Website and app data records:
+++++
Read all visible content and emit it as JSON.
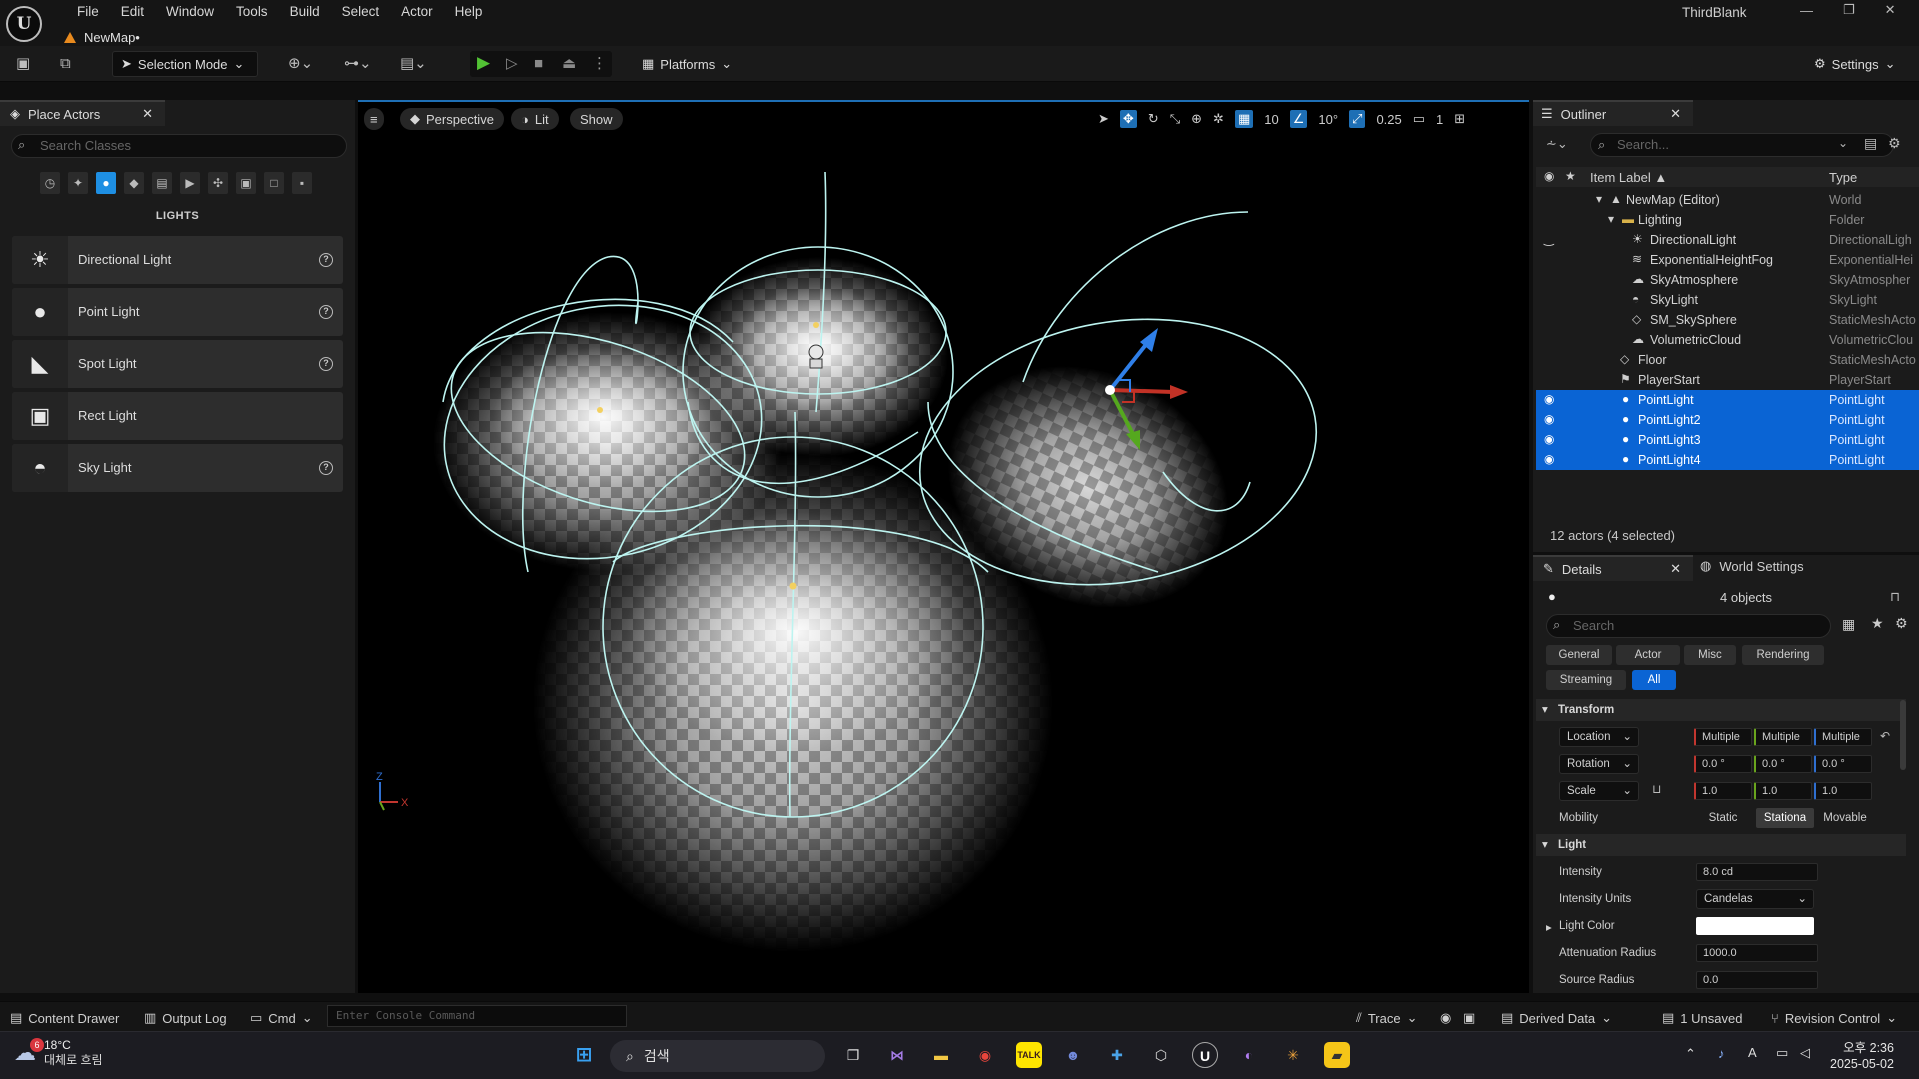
{
  "app": {
    "logo_text": "U",
    "project_name": "ThirdBlank",
    "document_tab": "NewMap•",
    "menu": [
      "File",
      "Edit",
      "Window",
      "Tools",
      "Build",
      "Select",
      "Actor",
      "Help"
    ],
    "window_controls": [
      "—",
      "❐",
      "✕"
    ]
  },
  "toolbar": {
    "selection_mode": "Selection Mode",
    "platforms": "Platforms",
    "settings": "Settings"
  },
  "place_actors": {
    "tab_label": "Place Actors",
    "search_placeholder": "Search Classes",
    "category_heading": "LIGHTS",
    "items": [
      {
        "label": "Directional Light",
        "icon": "directional-light-icon",
        "help": true
      },
      {
        "label": "Point Light",
        "icon": "point-light-icon",
        "help": true
      },
      {
        "label": "Spot Light",
        "icon": "spot-light-icon",
        "help": true
      },
      {
        "label": "Rect Light",
        "icon": "rect-light-icon",
        "help": false
      },
      {
        "label": "Sky Light",
        "icon": "sky-light-icon",
        "help": true
      }
    ]
  },
  "viewport": {
    "menu_icon": "≡",
    "view_mode": "Perspective",
    "lighting_mode": "Lit",
    "show_label": "Show",
    "grid_snap": "10",
    "rotation_snap": "10°",
    "scale_snap": "0.25",
    "camera_speed": "1",
    "axis_labels": {
      "z": "Z",
      "x": "X"
    }
  },
  "outliner": {
    "tab_label": "Outliner",
    "search_placeholder": "Search...",
    "col_label": "Item Label ▲",
    "col_type": "Type",
    "rows": [
      {
        "label": "NewMap (Editor)",
        "type": "World",
        "indent": 0,
        "selected": false
      },
      {
        "label": "Lighting",
        "type": "Folder",
        "indent": 1,
        "selected": false
      },
      {
        "label": "DirectionalLight",
        "type": "DirectionalLigh",
        "indent": 2,
        "selected": false
      },
      {
        "label": "ExponentialHeightFog",
        "type": "ExponentialHei",
        "indent": 2,
        "selected": false
      },
      {
        "label": "SkyAtmosphere",
        "type": "SkyAtmospher",
        "indent": 2,
        "selected": false
      },
      {
        "label": "SkyLight",
        "type": "SkyLight",
        "indent": 2,
        "selected": false
      },
      {
        "label": "SM_SkySphere",
        "type": "StaticMeshActo",
        "indent": 2,
        "selected": false
      },
      {
        "label": "VolumetricCloud",
        "type": "VolumetricClou",
        "indent": 2,
        "selected": false
      },
      {
        "label": "Floor",
        "type": "StaticMeshActo",
        "indent": 1,
        "selected": false
      },
      {
        "label": "PlayerStart",
        "type": "PlayerStart",
        "indent": 1,
        "selected": false
      },
      {
        "label": "PointLight",
        "type": "PointLight",
        "indent": 1,
        "selected": true
      },
      {
        "label": "PointLight2",
        "type": "PointLight",
        "indent": 1,
        "selected": true
      },
      {
        "label": "PointLight3",
        "type": "PointLight",
        "indent": 1,
        "selected": true
      },
      {
        "label": "PointLight4",
        "type": "PointLight",
        "indent": 1,
        "selected": true
      }
    ],
    "actor_count": "12 actors (4 selected)"
  },
  "details": {
    "tab_label": "Details",
    "world_settings_label": "World Settings",
    "object_count": "4 objects",
    "search_placeholder": "Search",
    "filters": [
      "General",
      "Actor",
      "Misc",
      "Rendering",
      "Streaming",
      "All"
    ],
    "active_filter": "All",
    "transform": {
      "heading": "Transform",
      "location_label": "Location",
      "location": [
        "Multiple",
        "Multiple",
        "Multiple"
      ],
      "rotation_label": "Rotation",
      "rotation": [
        "0.0 °",
        "0.0 °",
        "0.0 °"
      ],
      "scale_label": "Scale",
      "scale": [
        "1.0",
        "1.0",
        "1.0"
      ],
      "mobility_label": "Mobility",
      "mobility_options": [
        "Static",
        "Stationa",
        "Movable"
      ],
      "mobility_selected": "Stationa"
    },
    "light": {
      "heading": "Light",
      "intensity_label": "Intensity",
      "intensity": "8.0 cd",
      "units_label": "Intensity Units",
      "units": "Candelas",
      "color_label": "Light Color",
      "color": "#ffffff",
      "attenuation_label": "Attenuation Radius",
      "attenuation": "1000.0",
      "source_radius_label": "Source Radius",
      "source_radius": "0.0"
    }
  },
  "bottom_bar": {
    "content_drawer": "Content Drawer",
    "output_log": "Output Log",
    "cmd": "Cmd",
    "console_placeholder": "Enter Console Command",
    "trace": "Trace",
    "derived_data": "Derived Data",
    "unsaved": "1 Unsaved",
    "revision_control": "Revision Control"
  },
  "taskbar": {
    "weather_badge": "6",
    "temperature": "18°C",
    "weather_desc": "대체로 흐림",
    "search_text": "검색",
    "time": "오후 2:36",
    "date": "2025-05-02"
  },
  "colors": {
    "accent": "#0a64d4",
    "selection_ring": "#bdf4f0",
    "play_green": "#52c234"
  }
}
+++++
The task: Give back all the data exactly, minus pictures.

Your response:
Read all visible content and emit it as JSON.
{
  "app": {
    "logo_text": "U",
    "project_name": "ThirdBlank",
    "document_tab": "NewMap•",
    "menu": [
      "File",
      "Edit",
      "Window",
      "Tools",
      "Build",
      "Select",
      "Actor",
      "Help"
    ],
    "window_controls": [
      "—",
      "❐",
      "✕"
    ]
  },
  "toolbar": {
    "selection_mode": "Selection Mode",
    "platforms": "Platforms",
    "settings": "Settings"
  },
  "place_actors": {
    "tab_label": "Place Actors",
    "search_placeholder": "Search Classes",
    "category_heading": "LIGHTS",
    "items": [
      {
        "label": "Directional Light",
        "icon": "directional-light-icon",
        "help": true
      },
      {
        "label": "Point Light",
        "icon": "point-light-icon",
        "help": true
      },
      {
        "label": "Spot Light",
        "icon": "spot-light-icon",
        "help": true
      },
      {
        "label": "Rect Light",
        "icon": "rect-light-icon",
        "help": false
      },
      {
        "label": "Sky Light",
        "icon": "sky-light-icon",
        "help": true
      }
    ]
  },
  "viewport": {
    "menu_icon": "≡",
    "view_mode": "Perspective",
    "lighting_mode": "Lit",
    "show_label": "Show",
    "grid_snap": "10",
    "rotation_snap": "10°",
    "scale_snap": "0.25",
    "camera_speed": "1",
    "axis_labels": {
      "z": "Z",
      "x": "X"
    }
  },
  "outliner": {
    "tab_label": "Outliner",
    "search_placeholder": "Search...",
    "col_label": "Item Label ▲",
    "col_type": "Type",
    "rows": [
      {
        "label": "NewMap (Editor)",
        "type": "World",
        "indent": 0,
        "selected": false
      },
      {
        "label": "Lighting",
        "type": "Folder",
        "indent": 1,
        "selected": false
      },
      {
        "label": "DirectionalLight",
        "type": "DirectionalLigh",
        "indent": 2,
        "selected": false
      },
      {
        "label": "ExponentialHeightFog",
        "type": "ExponentialHei",
        "indent": 2,
        "selected": false
      },
      {
        "label": "SkyAtmosphere",
        "type": "SkyAtmospher",
        "indent": 2,
        "selected": false
      },
      {
        "label": "SkyLight",
        "type": "SkyLight",
        "indent": 2,
        "selected": false
      },
      {
        "label": "SM_SkySphere",
        "type": "StaticMeshActo",
        "indent": 2,
        "selected": false
      },
      {
        "label": "VolumetricCloud",
        "type": "VolumetricClou",
        "indent": 2,
        "selected": false
      },
      {
        "label": "Floor",
        "type": "StaticMeshActo",
        "indent": 1,
        "selected": false
      },
      {
        "label": "PlayerStart",
        "type": "PlayerStart",
        "indent": 1,
        "selected": false
      },
      {
        "label": "PointLight",
        "type": "PointLight",
        "indent": 1,
        "selected": true
      },
      {
        "label": "PointLight2",
        "type": "PointLight",
        "indent": 1,
        "selected": true
      },
      {
        "label": "PointLight3",
        "type": "PointLight",
        "indent": 1,
        "selected": true
      },
      {
        "label": "PointLight4",
        "type": "PointLight",
        "indent": 1,
        "selected": true
      }
    ],
    "actor_count": "12 actors (4 selected)"
  },
  "details": {
    "tab_label": "Details",
    "world_settings_label": "World Settings",
    "object_count": "4 objects",
    "search_placeholder": "Search",
    "filters": [
      "General",
      "Actor",
      "Misc",
      "Rendering",
      "Streaming",
      "All"
    ],
    "active_filter": "All",
    "transform": {
      "heading": "Transform",
      "location_label": "Location",
      "location": [
        "Multiple",
        "Multiple",
        "Multiple"
      ],
      "rotation_label": "Rotation",
      "rotation": [
        "0.0 °",
        "0.0 °",
        "0.0 °"
      ],
      "scale_label": "Scale",
      "scale": [
        "1.0",
        "1.0",
        "1.0"
      ],
      "mobility_label": "Mobility",
      "mobility_options": [
        "Static",
        "Stationa",
        "Movable"
      ],
      "mobility_selected": "Stationa"
    },
    "light": {
      "heading": "Light",
      "intensity_label": "Intensity",
      "intensity": "8.0 cd",
      "units_label": "Intensity Units",
      "units": "Candelas",
      "color_label": "Light Color",
      "color": "#ffffff",
      "attenuation_label": "Attenuation Radius",
      "attenuation": "1000.0",
      "source_radius_label": "Source Radius",
      "source_radius": "0.0"
    }
  },
  "bottom_bar": {
    "content_drawer": "Content Drawer",
    "output_log": "Output Log",
    "cmd": "Cmd",
    "console_placeholder": "Enter Console Command",
    "trace": "Trace",
    "derived_data": "Derived Data",
    "unsaved": "1 Unsaved",
    "revision_control": "Revision Control"
  },
  "taskbar": {
    "weather_badge": "6",
    "temperature": "18°C",
    "weather_desc": "대체로 흐림",
    "search_text": "검색",
    "time": "오후 2:36",
    "date": "2025-05-02"
  },
  "colors": {
    "accent": "#0a64d4",
    "selection_ring": "#bdf4f0",
    "play_green": "#52c234"
  }
}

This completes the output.